If interpretations and models are a bit dim in your memory,
reread the first page and a half of Chapter 2
Remind yourself of the Cartesian Plane (pages 33, 34)
10 Fri, Jul 17 Chapter 6
11 Mon, Jul 20 Chapter 7 Last assignment of the term


I will list the problems from AG, as numbered there. The numerical part indicates the chapter, so say problem 1A is at the end of chapter 1 in AG, and so on.

There will be homework due every class, and you have to turn it in at the beginning, before the lecture. No late homework for any reason, but I will drop the two lowest scores.

Because of time constraints your TA will grade a couple of problems (tops) for correctness and the rest for completeness. I won't be telling you in advance which problems are graded for correctness though..

Due date Assignment Remarks
1 Wed, Jun 24 1A, 1B, 1C, 1D For 1C only do Propositions 6 and 9
and disregard the last bullet point.
2 Fri, Jun 26 2A, 2D, 2F, 2H, 2J
EA from Appendix E
For 2J don't do part (m).
3 Mon, Jun 29 2K, 2L, 2M, 2N
parts (a), (b) and (c) of EB and EC
Please do the 2-column-style proofs as well!
4 Wed, Jul 01 2O, 2Q, 2R, 2T, 2U
Again, please do the 2-column proofs for the Chapter 2 problems.
5 Mon, Jul 06 3B, 3C, 3D, 3E, 3F Do not turn in!
We're skipping this Monday's homework because I am away,
but do the suggested problems as exercises, for practice.
Do turn in the next two assignments this week though.
6 Wed, Jul 08 3G, 3I, 3J, 3K, 3L No need to do any 2-column proofs anymore.
7 Fri, Jul 10 4A, 4B, 4C, 4D, 4E, 4F 4A and 4B are analogous to 3.9 and 3.10 respectively;
your proofs should be very similar to those.
8 Mon, Jul 13 4G, 4H, 4I
5D, 5E
9 Wed, Jul 15 5B, 5C, 5F, 5G, 5H, 5I
10 Fri, Jul 17 6B, 6C, 6D, 6E, 6F
11 Mon, Jul 20 7A, 7B, 7C, 7E, 7F, 7I Last assignment of the term


These might happen on any lecture day at any time during class, but I'll let you know at least a day ahead of time. I am not sure how many we'll have, but probably at least one each week, and I'll bring them back with me on the following lecture day.

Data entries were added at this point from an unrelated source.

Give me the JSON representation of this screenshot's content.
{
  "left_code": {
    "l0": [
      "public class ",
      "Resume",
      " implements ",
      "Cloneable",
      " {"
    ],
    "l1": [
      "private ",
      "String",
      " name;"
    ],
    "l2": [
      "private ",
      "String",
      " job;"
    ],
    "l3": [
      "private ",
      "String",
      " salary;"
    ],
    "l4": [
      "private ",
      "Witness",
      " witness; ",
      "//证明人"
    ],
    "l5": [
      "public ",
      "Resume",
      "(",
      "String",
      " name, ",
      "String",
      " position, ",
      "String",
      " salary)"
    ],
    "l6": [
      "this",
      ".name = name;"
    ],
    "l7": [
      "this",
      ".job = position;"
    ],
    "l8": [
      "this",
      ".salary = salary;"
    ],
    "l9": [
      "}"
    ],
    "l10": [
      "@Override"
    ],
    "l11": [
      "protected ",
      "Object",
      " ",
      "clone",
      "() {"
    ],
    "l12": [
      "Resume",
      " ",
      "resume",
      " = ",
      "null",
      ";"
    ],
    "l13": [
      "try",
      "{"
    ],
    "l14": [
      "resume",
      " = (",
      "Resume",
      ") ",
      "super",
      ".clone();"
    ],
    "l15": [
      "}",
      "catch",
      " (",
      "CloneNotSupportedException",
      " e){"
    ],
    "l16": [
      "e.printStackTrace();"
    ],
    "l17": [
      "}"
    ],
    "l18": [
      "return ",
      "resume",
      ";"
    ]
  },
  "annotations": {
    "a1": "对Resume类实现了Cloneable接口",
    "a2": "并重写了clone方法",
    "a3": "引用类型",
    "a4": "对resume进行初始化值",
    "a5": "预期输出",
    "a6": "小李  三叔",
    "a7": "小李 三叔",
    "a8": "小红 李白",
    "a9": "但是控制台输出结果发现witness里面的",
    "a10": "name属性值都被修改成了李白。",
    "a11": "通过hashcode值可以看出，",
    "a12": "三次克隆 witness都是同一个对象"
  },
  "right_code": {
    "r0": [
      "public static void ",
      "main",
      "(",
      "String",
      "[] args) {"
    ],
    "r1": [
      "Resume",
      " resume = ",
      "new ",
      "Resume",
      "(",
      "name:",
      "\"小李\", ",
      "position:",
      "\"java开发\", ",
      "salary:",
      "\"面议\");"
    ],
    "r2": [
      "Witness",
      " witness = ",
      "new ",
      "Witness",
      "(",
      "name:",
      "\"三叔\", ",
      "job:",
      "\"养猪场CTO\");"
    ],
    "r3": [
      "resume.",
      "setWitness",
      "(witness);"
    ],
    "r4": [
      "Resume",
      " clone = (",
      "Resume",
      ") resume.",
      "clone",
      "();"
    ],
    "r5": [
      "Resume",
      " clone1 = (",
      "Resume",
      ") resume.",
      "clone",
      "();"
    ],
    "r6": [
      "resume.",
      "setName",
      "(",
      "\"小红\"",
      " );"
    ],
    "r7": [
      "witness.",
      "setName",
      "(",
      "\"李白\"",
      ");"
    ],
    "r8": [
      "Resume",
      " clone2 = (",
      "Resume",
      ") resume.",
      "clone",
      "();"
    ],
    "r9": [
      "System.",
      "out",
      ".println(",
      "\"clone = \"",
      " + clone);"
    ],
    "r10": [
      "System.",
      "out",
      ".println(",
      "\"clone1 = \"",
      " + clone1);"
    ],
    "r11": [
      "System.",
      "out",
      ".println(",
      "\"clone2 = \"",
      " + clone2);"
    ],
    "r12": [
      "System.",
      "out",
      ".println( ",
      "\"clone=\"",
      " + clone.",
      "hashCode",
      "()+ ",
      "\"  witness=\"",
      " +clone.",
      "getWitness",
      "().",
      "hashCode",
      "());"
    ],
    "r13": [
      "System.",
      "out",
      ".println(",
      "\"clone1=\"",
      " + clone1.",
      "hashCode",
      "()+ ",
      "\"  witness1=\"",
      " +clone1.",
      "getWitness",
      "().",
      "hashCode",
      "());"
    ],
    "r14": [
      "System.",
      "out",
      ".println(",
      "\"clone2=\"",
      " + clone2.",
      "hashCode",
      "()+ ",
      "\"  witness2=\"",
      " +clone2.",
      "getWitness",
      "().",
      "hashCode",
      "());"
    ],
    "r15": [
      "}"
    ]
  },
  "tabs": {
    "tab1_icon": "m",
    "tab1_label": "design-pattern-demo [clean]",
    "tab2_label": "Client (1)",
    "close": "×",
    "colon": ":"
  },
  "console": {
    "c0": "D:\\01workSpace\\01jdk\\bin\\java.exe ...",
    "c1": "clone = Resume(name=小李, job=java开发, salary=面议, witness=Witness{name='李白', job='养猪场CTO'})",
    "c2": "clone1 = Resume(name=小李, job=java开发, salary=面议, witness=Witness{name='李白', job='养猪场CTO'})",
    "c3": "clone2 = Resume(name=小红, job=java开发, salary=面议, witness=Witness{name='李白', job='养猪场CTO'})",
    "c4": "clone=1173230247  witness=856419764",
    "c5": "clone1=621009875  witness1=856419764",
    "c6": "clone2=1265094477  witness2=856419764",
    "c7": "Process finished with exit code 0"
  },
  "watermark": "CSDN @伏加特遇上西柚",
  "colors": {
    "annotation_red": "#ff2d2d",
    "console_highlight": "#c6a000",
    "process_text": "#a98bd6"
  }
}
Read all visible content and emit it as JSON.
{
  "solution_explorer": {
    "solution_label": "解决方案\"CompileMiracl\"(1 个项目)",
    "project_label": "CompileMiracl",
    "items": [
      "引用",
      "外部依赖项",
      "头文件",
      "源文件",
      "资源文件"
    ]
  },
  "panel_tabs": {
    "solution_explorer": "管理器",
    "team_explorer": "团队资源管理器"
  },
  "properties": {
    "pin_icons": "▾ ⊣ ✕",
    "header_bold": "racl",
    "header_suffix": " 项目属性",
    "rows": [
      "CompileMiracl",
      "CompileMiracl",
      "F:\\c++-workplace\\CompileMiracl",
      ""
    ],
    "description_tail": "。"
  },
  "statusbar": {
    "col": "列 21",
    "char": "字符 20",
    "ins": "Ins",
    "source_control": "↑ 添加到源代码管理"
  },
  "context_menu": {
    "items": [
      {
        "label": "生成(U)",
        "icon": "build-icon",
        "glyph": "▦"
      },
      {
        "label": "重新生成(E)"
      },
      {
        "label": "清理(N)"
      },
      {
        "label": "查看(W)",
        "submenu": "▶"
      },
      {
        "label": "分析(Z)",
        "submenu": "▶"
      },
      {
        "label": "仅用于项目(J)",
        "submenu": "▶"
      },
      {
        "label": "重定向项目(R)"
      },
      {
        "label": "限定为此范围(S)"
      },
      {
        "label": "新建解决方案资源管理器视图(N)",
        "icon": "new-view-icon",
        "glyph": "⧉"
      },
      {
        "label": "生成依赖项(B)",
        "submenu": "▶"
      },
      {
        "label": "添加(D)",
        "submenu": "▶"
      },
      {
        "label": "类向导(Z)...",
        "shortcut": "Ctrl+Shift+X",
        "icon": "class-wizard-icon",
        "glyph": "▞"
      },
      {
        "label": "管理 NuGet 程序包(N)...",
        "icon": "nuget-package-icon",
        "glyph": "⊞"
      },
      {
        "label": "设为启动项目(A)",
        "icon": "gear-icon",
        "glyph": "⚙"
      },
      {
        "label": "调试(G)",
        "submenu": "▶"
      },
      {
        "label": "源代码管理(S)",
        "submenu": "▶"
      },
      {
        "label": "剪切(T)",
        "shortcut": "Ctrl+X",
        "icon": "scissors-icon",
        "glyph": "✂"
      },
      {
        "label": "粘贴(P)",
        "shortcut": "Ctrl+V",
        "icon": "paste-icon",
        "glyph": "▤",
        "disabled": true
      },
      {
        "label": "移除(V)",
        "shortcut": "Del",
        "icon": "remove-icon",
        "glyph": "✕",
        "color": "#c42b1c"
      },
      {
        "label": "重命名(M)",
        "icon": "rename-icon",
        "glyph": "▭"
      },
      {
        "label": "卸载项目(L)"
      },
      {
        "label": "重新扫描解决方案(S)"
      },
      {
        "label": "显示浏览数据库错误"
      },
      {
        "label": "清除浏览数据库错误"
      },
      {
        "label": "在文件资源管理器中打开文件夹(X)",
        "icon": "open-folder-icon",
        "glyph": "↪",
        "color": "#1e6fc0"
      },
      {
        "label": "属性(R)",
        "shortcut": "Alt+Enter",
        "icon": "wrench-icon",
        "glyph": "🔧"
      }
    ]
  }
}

They'll be quick 10-minute affairs having to do mostly with matters of logic, short proofs, definitions, or other such things that you can answer quickly. Each quiz will probably consist of a single question / problem.

There are no make up quizzes, but I'll drop the lowest one.

Quiz 1 and answers.

Here's Quiz 2, with solutions.

I've now posted a solution for Quiz 3 as well.

Quiz 4 and solution.


It's going to be in class, on the last day of the term, at the usual time:

As mentioned above, we'll drop the two lowest homework scores as well as the lowest quiz.

"Overloading" means allowing more students in class than the limit (which in our case is 35). Because 35 is also our room limit, there will be no overloading.
Disability Resources

If you need special accomodations please go to DRS (Disability Resources for Students) for more information. You should meet with a DRS counselor and get a letter attesting your need for academic accomodations. Once you have such a letter, please see me so that we can arrange for those.
If you have any questions, don't hesitate to email me.

Back to homepage